Campaign for Southern Equality (southernequality.org)
- Excellent Trans in the South resource guide
World Professional Association of Transgender Health (wpath.org)
- Member search: Georgia
National Center for Transgender Equality (transequality.org)
- ID Documents Center | Georgia
Human Rights Campaign (hrc.org)
Williams Institute (williamsinstitute.law.ucla.edu)
Please see the note in red below about a judge known to refuse name changes.
A reader writes in August 2003:
Basically you must have a court ordered name change to change your drivers license. They will not change the sex marker until you’ve completed SRS. Occasionally girls get lucky and get that “F” but that’s the exception, not the rule.
The procedure for changing your name is spelled out in the official code of GA which may be found here;
Once you have your court order have the clerk make you several certified copies. You may need to mail them to credit card companies or other out of state institutions that have a record of your name. They are expensive, try to get enough , but not too many.
The DMV, Social Security and your bank will usually make a photocopy for their records and return your certified copy to you.
A reader writes in December 2003:
I just came across your information for name changes and I would like to add my recent experience.

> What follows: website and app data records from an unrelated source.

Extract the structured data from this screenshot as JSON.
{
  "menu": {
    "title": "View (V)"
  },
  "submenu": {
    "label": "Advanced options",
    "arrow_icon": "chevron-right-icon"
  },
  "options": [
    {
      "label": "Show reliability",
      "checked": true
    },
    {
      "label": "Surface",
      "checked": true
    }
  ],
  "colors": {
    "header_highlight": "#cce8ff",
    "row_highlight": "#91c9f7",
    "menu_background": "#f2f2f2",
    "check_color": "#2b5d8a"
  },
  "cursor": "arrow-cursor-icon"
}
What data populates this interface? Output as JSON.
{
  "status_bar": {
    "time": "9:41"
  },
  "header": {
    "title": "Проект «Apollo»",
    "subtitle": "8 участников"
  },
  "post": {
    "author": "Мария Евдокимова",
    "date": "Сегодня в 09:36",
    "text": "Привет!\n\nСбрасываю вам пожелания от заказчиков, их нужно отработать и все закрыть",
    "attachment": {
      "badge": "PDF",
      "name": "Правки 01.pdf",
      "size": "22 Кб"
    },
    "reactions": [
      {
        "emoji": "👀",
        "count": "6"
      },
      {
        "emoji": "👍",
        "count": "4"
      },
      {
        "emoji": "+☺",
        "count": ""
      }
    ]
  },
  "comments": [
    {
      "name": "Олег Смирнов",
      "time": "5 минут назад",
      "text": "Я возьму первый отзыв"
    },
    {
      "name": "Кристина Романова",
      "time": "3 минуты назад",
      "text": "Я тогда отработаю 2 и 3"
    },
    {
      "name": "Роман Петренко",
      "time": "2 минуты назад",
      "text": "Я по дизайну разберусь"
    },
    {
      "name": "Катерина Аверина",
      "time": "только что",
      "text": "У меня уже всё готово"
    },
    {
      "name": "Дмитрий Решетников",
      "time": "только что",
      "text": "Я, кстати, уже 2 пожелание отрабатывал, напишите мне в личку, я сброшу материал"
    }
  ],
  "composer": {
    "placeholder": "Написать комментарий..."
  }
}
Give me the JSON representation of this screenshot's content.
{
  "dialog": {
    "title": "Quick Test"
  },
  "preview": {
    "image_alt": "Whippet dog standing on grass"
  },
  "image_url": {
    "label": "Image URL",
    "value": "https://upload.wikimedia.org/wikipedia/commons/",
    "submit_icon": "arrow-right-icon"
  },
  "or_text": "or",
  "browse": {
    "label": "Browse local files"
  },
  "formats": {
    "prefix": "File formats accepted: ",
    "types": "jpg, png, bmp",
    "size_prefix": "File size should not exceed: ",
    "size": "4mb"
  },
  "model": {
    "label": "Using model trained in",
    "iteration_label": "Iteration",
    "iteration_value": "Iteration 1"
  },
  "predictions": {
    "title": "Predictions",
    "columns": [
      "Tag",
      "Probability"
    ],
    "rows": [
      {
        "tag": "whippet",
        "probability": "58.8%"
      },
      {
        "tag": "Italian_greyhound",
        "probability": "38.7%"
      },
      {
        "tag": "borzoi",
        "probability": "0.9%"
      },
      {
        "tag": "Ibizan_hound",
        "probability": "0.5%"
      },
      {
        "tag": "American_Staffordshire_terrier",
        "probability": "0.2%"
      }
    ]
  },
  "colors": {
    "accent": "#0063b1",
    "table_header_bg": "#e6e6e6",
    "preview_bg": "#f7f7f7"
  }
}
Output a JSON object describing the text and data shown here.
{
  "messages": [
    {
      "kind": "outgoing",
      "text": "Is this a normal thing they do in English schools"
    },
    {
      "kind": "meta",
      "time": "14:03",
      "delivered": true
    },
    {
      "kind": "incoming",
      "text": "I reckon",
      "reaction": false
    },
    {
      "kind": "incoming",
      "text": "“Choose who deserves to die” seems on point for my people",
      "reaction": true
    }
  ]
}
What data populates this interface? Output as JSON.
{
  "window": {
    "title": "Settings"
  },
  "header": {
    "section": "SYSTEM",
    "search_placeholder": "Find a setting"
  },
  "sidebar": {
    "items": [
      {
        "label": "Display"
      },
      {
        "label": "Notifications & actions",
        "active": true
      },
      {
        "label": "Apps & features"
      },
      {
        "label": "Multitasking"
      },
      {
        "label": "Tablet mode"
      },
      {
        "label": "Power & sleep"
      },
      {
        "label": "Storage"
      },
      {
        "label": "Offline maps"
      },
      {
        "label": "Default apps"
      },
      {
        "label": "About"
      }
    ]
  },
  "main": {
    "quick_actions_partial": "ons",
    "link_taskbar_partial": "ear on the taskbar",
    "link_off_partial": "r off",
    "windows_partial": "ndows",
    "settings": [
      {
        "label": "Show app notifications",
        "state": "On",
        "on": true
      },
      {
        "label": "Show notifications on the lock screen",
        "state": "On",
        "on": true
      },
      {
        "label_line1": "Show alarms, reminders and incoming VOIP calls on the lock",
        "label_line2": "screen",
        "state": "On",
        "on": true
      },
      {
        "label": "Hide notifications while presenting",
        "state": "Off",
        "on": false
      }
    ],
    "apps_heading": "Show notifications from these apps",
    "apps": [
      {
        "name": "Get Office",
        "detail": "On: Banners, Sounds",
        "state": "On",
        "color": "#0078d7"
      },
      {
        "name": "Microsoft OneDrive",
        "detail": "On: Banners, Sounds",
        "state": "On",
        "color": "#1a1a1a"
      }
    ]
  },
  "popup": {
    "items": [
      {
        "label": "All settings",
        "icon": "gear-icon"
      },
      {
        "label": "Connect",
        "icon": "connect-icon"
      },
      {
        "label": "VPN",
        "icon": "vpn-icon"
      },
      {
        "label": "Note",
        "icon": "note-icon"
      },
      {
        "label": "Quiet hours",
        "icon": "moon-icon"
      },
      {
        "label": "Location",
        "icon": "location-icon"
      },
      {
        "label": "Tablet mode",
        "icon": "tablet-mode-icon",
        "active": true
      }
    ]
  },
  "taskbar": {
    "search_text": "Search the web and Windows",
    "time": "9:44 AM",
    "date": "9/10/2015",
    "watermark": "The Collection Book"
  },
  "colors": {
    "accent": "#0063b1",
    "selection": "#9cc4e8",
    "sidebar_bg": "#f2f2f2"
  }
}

I was living in Cobb County Georgia a few months ago and attempted to get a name change. I followed all of the instructions properly for the state with the assistance of a lawyer there; however on the day of the trial the Judge decided to turn down the decision. He stated the reason was that you needed SRS in order to get the name change. He was however mixing the health code and name change code. My lawyer argued for me of course… but in the end he claimed to be an authority on the subject since he had spoken with a presbyterian minister and that it was his discretion to deny me the name change.
I would like to provide his name here so that your readers who are living in Georgia can be aware. Judge Ken O. Nix of Cobb County was the judge and I learned that he has turned down at least 4 other women seeking name changes. My recommendation to anyone living in the county is to move to Fulton County before getting the name change if at all possible. If you cannot try to get the name change while you are still passable in guy mode (I wasnt). I hope this is helpful.
A reader writes in February 2008:
I found out the webpage for cobb county judges have their judges calendar available for download.
its a link on the left navigation near the bottom of:
I read that Nix was not someone to get, and according to the schedule, they are still a judge. at least now i know how to dodge them.
Another reader writes in April 2004:
Just today, I finished having my name legally changed in Cobb County, GA, and wanted to share what little useful information I could about the process.
As a previous reader pointed out, at least one judge (Nix) in this county is under the impression that you must have SRS in order to get the name change. As I discovered, there are actually at least two — Judge White (sorry, only remember last names, but that should be sufficient) is also under the same misguided impression as Judge Nix, and will not change your name unless you have alrady had SRS. In my case, he refused to even speak with me and — through the clerk — informed me that I should reschedule with another judge some other week. Although he fell short of actually denying the name change, which would’ve caused me to have to begin the process anew, it was still a waste of a morning, as well as being very emotionally upsetting. And I had to wait another whole week.
The next week I went back and had Judge Ingram, who not only approved the name change, he was pleasant about it and gave me no trouble whatsoever.
So, my advice to any who might be someday needing a name change in Cobb Country is that when you go to schedule a court date with the clerk, to pick a suitable date and watch as she flips through her “calendar book” since the judge’s name is at the top of the page. If that day either Judge Nix or White is presiding, you will want to “suddenly remember” that that’s a bad day and try the next week (and the one after that, etc.) until you get a week without either or those two judges. If you don’t happen to notice while she’s searching the book, don’t panic as they tell you right then and there who the judge is going to be. Whatever you do, don’t waste your time with either of those two judges!
Also, something that almost tripped me up is that when you go to schedule your court date, the clerk there will let you pick any day you want — EVEN IF IT HASN’T MET THE 30-DAY REQUIREMENT FOR THE NAME CHANGE PROCESS. Also, you should make sure that it is at least 4 FULL WEEKS from when your petition firt runs in the paper. I don’t know what’ll happen if you violate either of these two rules, but why risk it?
If what I learned (and am sharing here) can help save even one other person from the emotional upheaval that I had to endure last week, it’s worth it.
Victoria Renee Weiss wrote in July 2003: “For the past 20 years I have been and am an attorney in Brunswick, Georgia. and occassionally have the opportunity to assist other transgender individuals.